RECORDS SHOWN section start
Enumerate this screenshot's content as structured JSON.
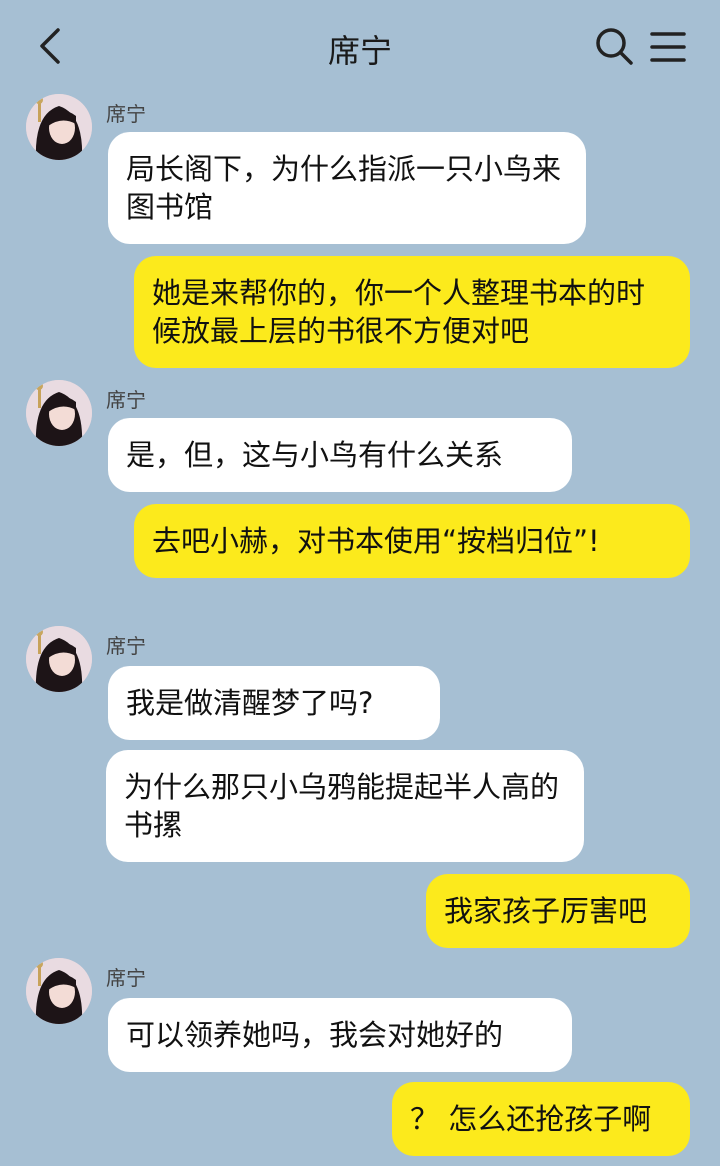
{
  "header": {
    "back_label": "",
    "title": "席宁"
  },
  "messages": [
    {
      "from": "them",
      "sender": "席宁",
      "text": "局长阁下，为什么指派一只小鸟来图书馆"
    },
    {
      "from": "me",
      "text": "她是来帮你的，你一个人整理书本的时候放最上层的书很不方便对吧"
    },
    {
      "from": "them",
      "sender": "席宁",
      "text": "是，但，这与小鸟有什么关系"
    },
    {
      "from": "me",
      "text": "去吧小赫，对书本使用“按档归位”!"
    },
    {
      "from": "them",
      "sender": "席宁",
      "text": "我是做清醒梦了吗?"
    },
    {
      "from": "them",
      "text": "为什么那只小乌鸦能提起半人高的书摞"
    },
    {
      "from": "me",
      "text": "我家孩子厉害吧"
    },
    {
      "from": "them",
      "sender": "席宁",
      "text": "可以领养她吗，我会对她好的"
    },
    {
      "from": "me",
      "text": "？ 怎么还抢孩子啊"
    }
  ],
  "colors": {
    "background": "#a6bfd3",
    "incoming_bubble": "#ffffff",
    "outgoing_bubble": "#fcea1c"
  }
}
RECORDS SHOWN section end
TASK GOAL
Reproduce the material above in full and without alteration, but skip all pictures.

RESPONSE TO THE EXERCISE
Enumerate this screenshot's content as structured JSON.
{
  "header": {
    "back_label": "",
    "title": "席宁"
  },
  "messages": [
    {
      "from": "them",
      "sender": "席宁",
      "text": "局长阁下，为什么指派一只小鸟来图书馆"
    },
    {
      "from": "me",
      "text": "她是来帮你的，你一个人整理书本的时候放最上层的书很不方便对吧"
    },
    {
      "from": "them",
      "sender": "席宁",
      "text": "是，但，这与小鸟有什么关系"
    },
    {
      "from": "me",
      "text": "去吧小赫，对书本使用“按档归位”!"
    },
    {
      "from": "them",
      "sender": "席宁",
      "text": "我是做清醒梦了吗?"
    },
    {
      "from": "them",
      "text": "为什么那只小乌鸦能提起半人高的书摞"
    },
    {
      "from": "me",
      "text": "我家孩子厉害吧"
    },
    {
      "from": "them",
      "sender": "席宁",
      "text": "可以领养她吗，我会对她好的"
    },
    {
      "from": "me",
      "text": "？ 怎么还抢孩子啊"
    }
  ],
  "colors": {
    "background": "#a6bfd3",
    "incoming_bubble": "#ffffff",
    "outgoing_bubble": "#fcea1c"
  }
}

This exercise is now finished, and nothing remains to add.